Virtual conference discusses diversity in the creative industries

‘Where are the Black Designers’ is an initiative that seeks to provide a platform to creatives of colour

Black poster with text in white outline
Poster design by Maria Escorihuela
(Image credit: TBC)

With the creative industries as a whole receiving a much-needed wake-up call on the lack of representation at multiple levels, designers and design professionals have been incited to question how they have been complicit in perpetuating the status quo and what they can now do to change it.

Mitzi Okou, an interaction and visual designer at HP, is the force behind ‘Where are the Black Designers’, an initiative that seeks to provide a platform to creatives of colour by addressing that rhetorical question. Inspired by Cheryl D. Miller’s article for Print Magazine ‘Black Designers Missing in Action’ from 1987 and Maurice Cherry’s presentation at the 2015 edition of SXSW, titled ‘Where are the Black Designers’, Okou’s platform, which she co-founded with her former schoolmate, graphic designer Garrett Albury and launched at the beginning of June, has already galvanized the design community through its popular Instagram channel and 23,000 followers. It is also set to tackle the conversation head on with its first virtual conference, taking place this weekend on 27 June. 

Okou, 25, who graduated from Savannah College of Art and Design with a degree in graphic design and a minor in interaction design, says, ‘Originally Garrett and I wanted to do this same theme at our educational institution because [we] felt that there weren’t that many black creatives at our school. It’s funny because the location of our campus was in this predominantly black neighbourhood. We tried [to] and failed, but we came back together after what’s been happening now with George Floyd. There was work being done out on the streets and at the federal and governmental level, but I felt that work had to be done in the digital space.’

Where are the Black Designers announced its conference alongside the launch of a poster campaign, inviting designers (both professional and amateur) to create a poster design plugging the event. ‘We want the community’s voices to be heard. We need to listen to black voices. Some people are bringing up concerns to us and we want to address them and make them feel like this is a safe space where they can come to,’ says Okou, who has pledged to publish all submitted designs on Instagram, of which there have been over 650 to date. ‘We really want to make this brand a communal brand. Garrett and I chose the font and colours and that’s it. We want everyone to come and showcase their work because this is really a community thing.’

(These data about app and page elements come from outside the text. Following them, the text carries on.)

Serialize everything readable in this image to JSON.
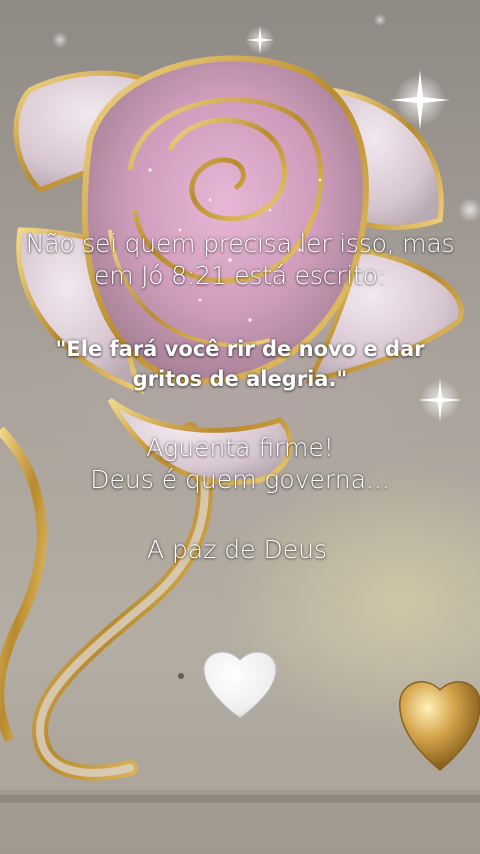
{
  "message": {
    "intro_line1": "Não sei quem precisa ler isso, mas",
    "intro_line2": "em Jó 8:21 está escrito:",
    "quote_line1": "\"Ele fará você rir de novo e dar",
    "quote_line2": "gritos de alegria.\"",
    "encourage_line1": "Aguenta firme!",
    "encourage_line2": "Deus é quem governa...",
    "closing": "A paz de Deus"
  },
  "decor": {
    "heart_emoji_icon": "white-heart-icon",
    "gold_heart_icon": "gold-heart-icon",
    "rose_icon": "rose-icon"
  },
  "colors": {
    "text": "#ffffff",
    "gold": "#c9a24a",
    "rose_pink": "#d9a6c6",
    "background": "#a9a39b"
  }
}
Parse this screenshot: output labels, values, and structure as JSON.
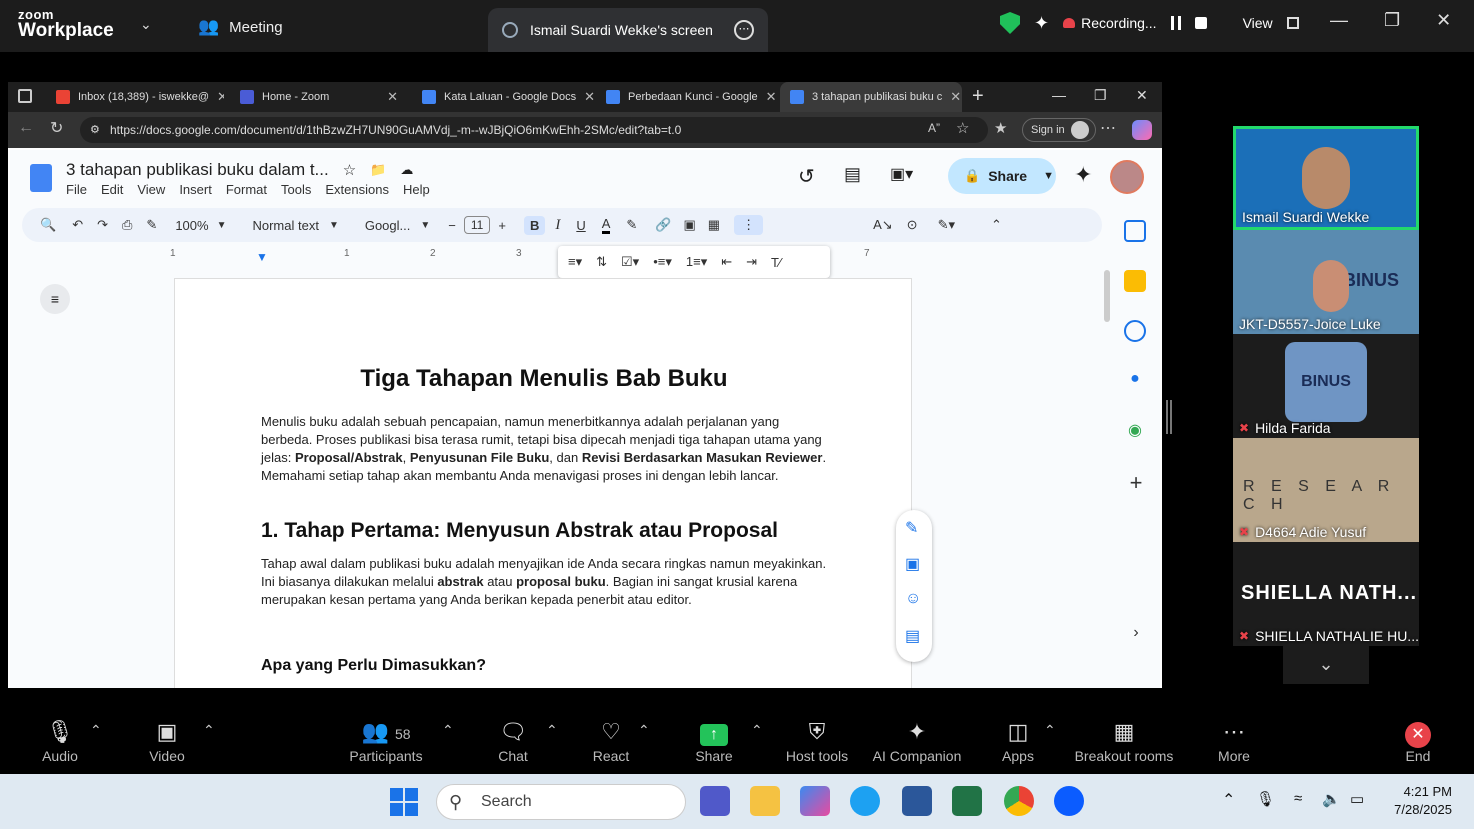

The conference, which Okou and Albury expected to bring in a couple hundred attendees and mostly friends of friends, has now multiplied into over 11,000 RSVPs from all over the world. The five-hour event will feature a design education panel that addresses how disruption of that space can happen with the help of designers, a spotlight section where different voices and stories addressing experiences and perceptions will be highlighted, a panel on allyship as well as an interview with IDEO’s CEO Sandy Speicher who will share the firm’s journey and address their failings in a bid to help other agencies and studios learn from their experience. The event concludes with a dialogue that addresses the bigger picture by inviting figures from institutions across the United States discuss what they want the future of design in terms of diversity to look like.

Although there will be a capacity limit to attend the conference via Zoom, the event will be streamed live on Youtube and will also be recorded for those who can’t watch in real time. Audience members will be able to participate via a Slack channel and pose questions to panelists for discussion.

‘We’re trying to make this as inclusive as possible, so that even if you’re not in the Zoom room, you still feel like you’re there participating,’ Okou says, while sharing that the platform’s newfound network has made it possible to accommodate such large attendance. ‘This is as many eyes that design has ever gotten in terms of diversity, so I think it’s really huge and monumental for everybody.’ 


Pei-Ru Keh is a former US Editor at Wallpaper*. Born and raised in Singapore, she has been a New Yorker since 2013. Pei-Ru held various titles at Wallpaper* between 2007 and 2023. She reports on design, tech, art, architecture, fashion, beauty and lifestyle happenings in the United States, both in print and digitally. Pei-Ru took a key role in championing diversity and representation within Wallpaper's content pillars, actively seeking out stories that reflect a wide range of perspectives. She lives in Brooklyn with her husband and two children, and is currently learning how to drive.